Location: Central Maryland
November 1, 2015 10:40 am
First time I’ve seen this and I’m a bit perplexed? Maybe a wasp moth although banding doesn’t seem to fit.
It was seen in the morning on Nov 1st in the Baltimore, Md area on a colder rainy day.
Flagellate antennaes, orange body black tail and overall fuzzy. 6 legs and clear wings with black veins and a bright yellow tinge at the attachment point of the wings.
Signature: Steve Sheggrud

Euonymus Leaf Notcher Moth

Euonymus Leaf Notcher Moth

Dear Steve,
That was a good guess, but this is actually an invasive, exotic Euonymus Leaf Notcher Moth,
Pryeria sinica, a species from Asia first detected in Maryland in 2001 according to BugGuide.  We first reported on the Euonymus Leaf Notcher in 2005.  Since sightings of the adult moth are most common late in the fall, and since this is an invasive species that gardeners should know about, we are tagging this as our Bug of the Month for November 2015.

What's That Bug? does not endorse extermination

Subject: A black-winged pink-headed bug
Location: Jiangsu province, China
July 31, 2015 7:11 am
Hi, Could you help me identify the species/ name of this bug? thanks
Signature: a bug lover

Histia flabellicornis:  Leaf Skeletonizing Moth

Histia flabellicornis: Leaf Skeletonizing Moth

Dear bug lover,
This request had us confused for a bit at first.  Though it looks decidedly mothlike, the antennae had us believing this might be a Fishfly in the Subfamily Chauliodinae, which delayed our ability to quickly find an identification.  Then we found a similar looking diurnal moth from China on FlickR that is identified as
Cyclosia midamia in the family Zygaenidae and we resumed our search, eventually finding a side view of Histia flabellicornis on the Digest of Taiwan Lepidopterology page.  A dorsal view on FlickR has us confident that your moth is indeed Histia flabellicornis, a Leaf Skeletonizing Moth in the family Zygaenidae.  Insect Creations describes it as:  “A wonderful and some what rare moth.

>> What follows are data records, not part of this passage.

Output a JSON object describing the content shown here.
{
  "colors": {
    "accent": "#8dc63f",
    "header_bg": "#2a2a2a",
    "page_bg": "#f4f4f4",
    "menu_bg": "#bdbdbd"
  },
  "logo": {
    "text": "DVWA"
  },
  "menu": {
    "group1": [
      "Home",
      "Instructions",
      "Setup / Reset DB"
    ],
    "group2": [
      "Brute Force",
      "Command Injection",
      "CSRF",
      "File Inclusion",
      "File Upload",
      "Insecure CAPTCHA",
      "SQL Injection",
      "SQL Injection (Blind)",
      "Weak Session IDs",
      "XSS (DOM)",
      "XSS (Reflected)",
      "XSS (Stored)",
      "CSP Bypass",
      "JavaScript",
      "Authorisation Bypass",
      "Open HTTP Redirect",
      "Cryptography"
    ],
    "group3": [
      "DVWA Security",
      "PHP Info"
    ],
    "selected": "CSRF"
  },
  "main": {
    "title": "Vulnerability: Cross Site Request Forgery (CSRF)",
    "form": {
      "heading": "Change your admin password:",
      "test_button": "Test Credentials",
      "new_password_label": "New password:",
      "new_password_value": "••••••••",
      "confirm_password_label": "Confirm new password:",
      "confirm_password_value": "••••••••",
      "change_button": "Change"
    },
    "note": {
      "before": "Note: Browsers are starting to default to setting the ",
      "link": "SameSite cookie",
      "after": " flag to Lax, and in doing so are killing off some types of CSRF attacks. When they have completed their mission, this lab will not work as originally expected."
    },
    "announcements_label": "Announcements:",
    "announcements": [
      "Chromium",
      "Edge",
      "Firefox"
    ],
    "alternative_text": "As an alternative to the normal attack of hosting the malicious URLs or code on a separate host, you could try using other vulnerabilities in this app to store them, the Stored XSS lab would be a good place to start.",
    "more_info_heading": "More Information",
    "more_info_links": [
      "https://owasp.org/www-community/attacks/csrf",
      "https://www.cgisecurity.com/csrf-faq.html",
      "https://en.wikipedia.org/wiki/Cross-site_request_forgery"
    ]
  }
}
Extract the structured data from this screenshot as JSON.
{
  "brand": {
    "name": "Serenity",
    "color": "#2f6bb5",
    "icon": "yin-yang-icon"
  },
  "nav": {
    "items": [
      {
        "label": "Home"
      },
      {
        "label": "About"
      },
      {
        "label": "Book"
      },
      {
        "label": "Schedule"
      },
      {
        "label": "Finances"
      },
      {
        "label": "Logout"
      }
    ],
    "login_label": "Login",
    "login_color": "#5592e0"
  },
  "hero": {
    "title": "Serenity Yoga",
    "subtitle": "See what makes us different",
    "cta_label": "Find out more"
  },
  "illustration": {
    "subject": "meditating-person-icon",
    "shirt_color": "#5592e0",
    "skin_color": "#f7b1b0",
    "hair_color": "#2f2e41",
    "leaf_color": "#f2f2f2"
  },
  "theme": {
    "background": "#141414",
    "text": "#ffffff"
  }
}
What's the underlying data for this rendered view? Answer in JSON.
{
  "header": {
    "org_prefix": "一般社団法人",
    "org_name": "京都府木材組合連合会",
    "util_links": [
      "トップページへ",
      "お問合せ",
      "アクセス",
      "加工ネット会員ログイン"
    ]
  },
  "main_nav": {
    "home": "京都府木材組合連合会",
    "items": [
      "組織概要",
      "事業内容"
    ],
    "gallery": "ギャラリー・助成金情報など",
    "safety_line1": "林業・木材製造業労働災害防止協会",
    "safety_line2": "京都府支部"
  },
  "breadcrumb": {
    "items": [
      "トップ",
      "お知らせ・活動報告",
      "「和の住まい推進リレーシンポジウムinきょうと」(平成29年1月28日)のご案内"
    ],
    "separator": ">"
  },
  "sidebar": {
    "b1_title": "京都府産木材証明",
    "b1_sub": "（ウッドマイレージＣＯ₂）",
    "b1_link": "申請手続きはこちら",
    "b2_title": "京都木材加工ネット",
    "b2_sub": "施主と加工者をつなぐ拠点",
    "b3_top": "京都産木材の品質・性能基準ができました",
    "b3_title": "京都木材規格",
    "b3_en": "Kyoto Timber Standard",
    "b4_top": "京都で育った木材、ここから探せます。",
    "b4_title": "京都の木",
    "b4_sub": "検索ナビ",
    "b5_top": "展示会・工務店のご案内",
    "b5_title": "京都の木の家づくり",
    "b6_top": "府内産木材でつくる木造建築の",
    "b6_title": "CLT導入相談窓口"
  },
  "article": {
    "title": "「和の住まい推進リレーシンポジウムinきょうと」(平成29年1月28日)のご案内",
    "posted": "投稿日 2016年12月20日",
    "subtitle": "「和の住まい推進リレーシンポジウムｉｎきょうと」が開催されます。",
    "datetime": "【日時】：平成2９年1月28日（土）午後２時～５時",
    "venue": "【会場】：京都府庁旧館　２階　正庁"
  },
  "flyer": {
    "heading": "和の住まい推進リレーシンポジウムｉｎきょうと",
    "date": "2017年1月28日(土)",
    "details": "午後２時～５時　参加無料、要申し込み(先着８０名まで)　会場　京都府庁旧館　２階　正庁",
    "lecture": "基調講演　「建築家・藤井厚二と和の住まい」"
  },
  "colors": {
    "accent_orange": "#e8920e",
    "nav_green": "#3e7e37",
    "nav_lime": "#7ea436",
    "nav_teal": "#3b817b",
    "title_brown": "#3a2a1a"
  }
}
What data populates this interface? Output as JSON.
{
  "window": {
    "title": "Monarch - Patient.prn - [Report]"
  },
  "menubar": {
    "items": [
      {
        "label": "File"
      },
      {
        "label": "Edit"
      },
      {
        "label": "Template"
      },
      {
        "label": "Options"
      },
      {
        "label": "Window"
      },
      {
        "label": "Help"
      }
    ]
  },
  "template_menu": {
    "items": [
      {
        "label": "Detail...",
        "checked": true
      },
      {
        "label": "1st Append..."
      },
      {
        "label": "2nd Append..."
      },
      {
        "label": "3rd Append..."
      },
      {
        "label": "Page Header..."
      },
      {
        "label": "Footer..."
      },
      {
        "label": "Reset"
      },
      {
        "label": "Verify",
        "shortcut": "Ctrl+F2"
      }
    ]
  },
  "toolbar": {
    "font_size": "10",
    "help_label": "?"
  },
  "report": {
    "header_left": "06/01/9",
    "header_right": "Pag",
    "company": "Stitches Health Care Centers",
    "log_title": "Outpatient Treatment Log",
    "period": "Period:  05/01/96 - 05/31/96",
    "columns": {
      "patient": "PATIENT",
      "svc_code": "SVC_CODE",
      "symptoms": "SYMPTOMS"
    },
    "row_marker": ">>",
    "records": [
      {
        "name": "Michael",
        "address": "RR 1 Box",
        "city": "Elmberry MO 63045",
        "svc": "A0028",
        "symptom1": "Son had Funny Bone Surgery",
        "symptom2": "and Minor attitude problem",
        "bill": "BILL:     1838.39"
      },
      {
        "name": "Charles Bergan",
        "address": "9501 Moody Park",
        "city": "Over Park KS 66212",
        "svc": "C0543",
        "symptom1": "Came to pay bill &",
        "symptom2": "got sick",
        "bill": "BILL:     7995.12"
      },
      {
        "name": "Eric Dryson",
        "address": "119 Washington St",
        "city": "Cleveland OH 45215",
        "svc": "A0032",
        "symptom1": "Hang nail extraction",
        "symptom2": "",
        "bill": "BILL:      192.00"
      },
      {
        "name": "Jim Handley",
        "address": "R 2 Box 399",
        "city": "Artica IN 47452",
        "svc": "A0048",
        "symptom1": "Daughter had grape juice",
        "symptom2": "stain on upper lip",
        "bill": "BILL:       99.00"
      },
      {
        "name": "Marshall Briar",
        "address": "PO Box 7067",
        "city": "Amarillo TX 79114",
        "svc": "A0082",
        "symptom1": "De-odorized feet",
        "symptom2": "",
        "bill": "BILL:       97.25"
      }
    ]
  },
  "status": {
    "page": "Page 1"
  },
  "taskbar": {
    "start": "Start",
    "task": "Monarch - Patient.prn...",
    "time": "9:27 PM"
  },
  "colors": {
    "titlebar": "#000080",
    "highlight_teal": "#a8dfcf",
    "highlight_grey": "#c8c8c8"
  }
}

The wing shape is very unique.”

What's That Bug? does not endorse extermination